“We’re seeing the threshold between being in the solar neighborhood and being in the galaxy,” says team member Leslie Young of the Southwest Research Institute, based in Boulder, Colo.
Even before New Horizons flew past Pluto in 2015 (SN: 8/8/15, p. 6), the spacecraft was scanning the sky with its ultraviolet telescope to look for signs of the hydrogen wall. As the sun moves through the galaxy, it produces a constant stream of charged particles called the solar wind, which inflates a bubble around the solar system called the heliosphere. Just beyond the edge of that bubble, around 100 times farther from the sun than the Earth, uncharged hydrogen atoms in interstellar space should slow when they collide with solar wind particles. That buildup of hydrogen, or wall, should scatter ultraviolet light in a distinctive way.
The two Voyager spacecraft saw signs of such light scattering 30 years ago.

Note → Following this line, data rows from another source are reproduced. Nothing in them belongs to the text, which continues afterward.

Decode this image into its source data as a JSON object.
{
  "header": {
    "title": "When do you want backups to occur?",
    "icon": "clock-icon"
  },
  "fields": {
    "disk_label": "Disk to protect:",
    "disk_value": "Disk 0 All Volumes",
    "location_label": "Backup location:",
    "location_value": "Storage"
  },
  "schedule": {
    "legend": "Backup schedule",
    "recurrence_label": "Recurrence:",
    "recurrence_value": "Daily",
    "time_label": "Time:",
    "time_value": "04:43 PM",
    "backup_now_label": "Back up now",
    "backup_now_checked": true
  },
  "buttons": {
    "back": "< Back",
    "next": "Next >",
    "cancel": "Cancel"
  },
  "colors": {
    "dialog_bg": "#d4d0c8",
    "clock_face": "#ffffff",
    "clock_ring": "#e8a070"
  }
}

One of those craft has since exited the heliosphere and punched into interstellar space (SN: 10/19/13, p. 19).
New Horizons is the first spacecraft in a position to double-check the Voyagers’ observations. It scanned the ultraviolet sky seven times from 2007 to 2017, space scientist Randy Gladstone of the Southwest Research Institute in San Antonio and colleagues report. As the spacecraft traveled, it saw the ultraviolet light change in a way that supports the decades-old observations. All three spacecraft saw more ultraviolet light farther from the sun than expected if there is no wall. But the team cautions that the light could also be from an unknown source farther away in the galaxy.
“It’s really exciting if these data are able to distinguish the hydrogen wall,” says space scientist David McComas of Princeton University, who was not involved in the new work. That could help figure out the shape and variability of the solar system’s boundary (SN: 5/27/17, p. 15).

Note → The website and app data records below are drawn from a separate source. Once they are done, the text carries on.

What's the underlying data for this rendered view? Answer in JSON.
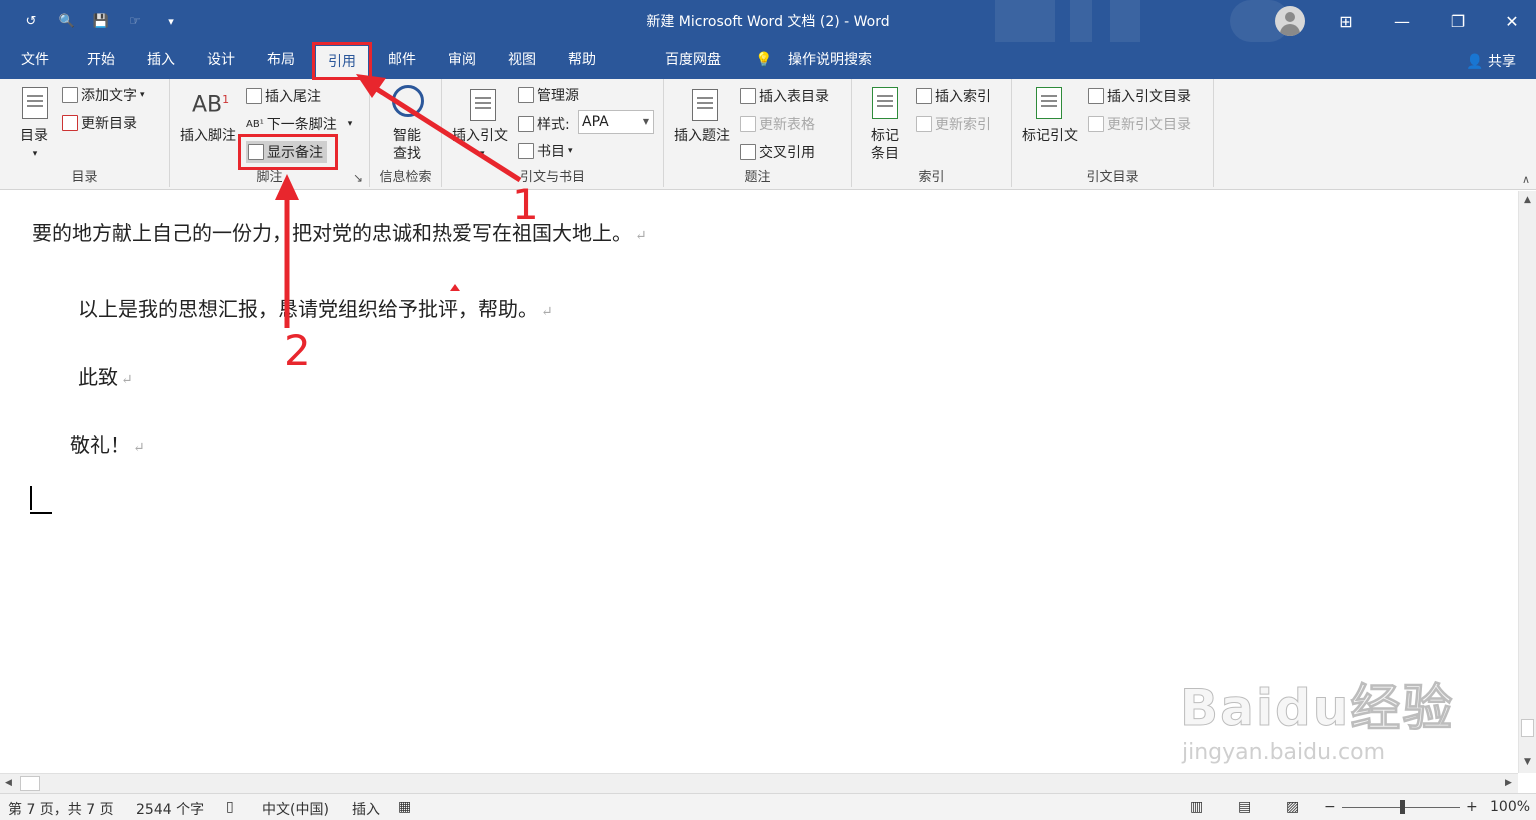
{
  "window": {
    "title": "新建 Microsoft Word 文档 (2)  -  Word",
    "controls": {
      "ribbon_display": "⊞",
      "minimize": "—",
      "restore": "❐",
      "close": "✕"
    }
  },
  "quick_access": {
    "undo": "↺",
    "print_preview": "🔍",
    "save": "💾",
    "touch": "☞",
    "customize": "▾"
  },
  "tabs": [
    {
      "label": "文件"
    },
    {
      "label": "开始"
    },
    {
      "label": "插入"
    },
    {
      "label": "设计"
    },
    {
      "label": "布局"
    },
    {
      "label": "引用",
      "active": true
    },
    {
      "label": "邮件"
    },
    {
      "label": "审阅"
    },
    {
      "label": "视图"
    },
    {
      "label": "帮助"
    },
    {
      "label": "百度网盘"
    },
    {
      "label": "操作说明搜索"
    }
  ],
  "share_label": "共享",
  "ribbon": {
    "toc": {
      "group_label": "目录",
      "toc_button": "目录",
      "add_text": "添加文字",
      "update_toc": "更新目录"
    },
    "footnotes": {
      "group_label": "脚注",
      "insert_footnote": "插入脚注",
      "insert_endnote": "插入尾注",
      "next_footnote": "下一条脚注",
      "show_notes": "显示备注",
      "ab_glyph": "AB",
      "ab_sup": "1"
    },
    "research": {
      "group_label": "信息检索",
      "smart_lookup_l1": "智能",
      "smart_lookup_l2": "查找"
    },
    "citations": {
      "group_label": "引文与书目",
      "insert_citation": "插入引文",
      "manage_sources": "管理源",
      "style_label": "样式:",
      "style_value": "APA",
      "bibliography": "书目"
    },
    "captions": {
      "group_label": "题注",
      "insert_caption": "插入题注",
      "insert_tof": "插入表目录",
      "update_table": "更新表格",
      "cross_reference": "交叉引用"
    },
    "index": {
      "group_label": "索引",
      "mark_entry_l1": "标记",
      "mark_entry_l2": "条目",
      "insert_index": "插入索引",
      "update_index": "更新索引"
    },
    "toa": {
      "group_label": "引文目录",
      "mark_citation": "标记引文",
      "insert_toa": "插入引文目录",
      "update_toa": "更新引文目录"
    }
  },
  "document": {
    "paragraphs": [
      "要的地方献上自己的一份力，把对党的忠诚和热爱写在祖国大地上。",
      "以上是我的思想汇报，恳请党组织给予批评，帮助。",
      "此致",
      "敬礼！"
    ],
    "para_mark": "↵"
  },
  "status_bar": {
    "page": "第 7 页，共 7 页",
    "words": "2544 个字",
    "language": "中文(中国)",
    "mode": "插入",
    "zoom": "100%",
    "zoom_value": 100
  },
  "annotations": {
    "step1": "1",
    "step2": "2"
  },
  "watermark": {
    "brand": "Baidu经验",
    "url": "jingyan.baidu.com"
  },
  "colors": {
    "accent": "#2b579a",
    "annotation": "#e8262d"
  }
}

After New Horizons flies past the outer solar system object Ultima Thule on New Year’s Day 2019 (SN Online: 3/14/18), the spacecraft will continue to look for the wall about twice each year until the mission’s end, hopefully 10 to 15 years from now, Gladstone says.
If the ultraviolet light drops off at some point, then New Horizons may have left the wall in its rear view mirror. But if the light never fades, then its source could be farther ahead — coming from somewhere deeper in space, says team member Wayne Pryor of Central Arizona College in Coolidge.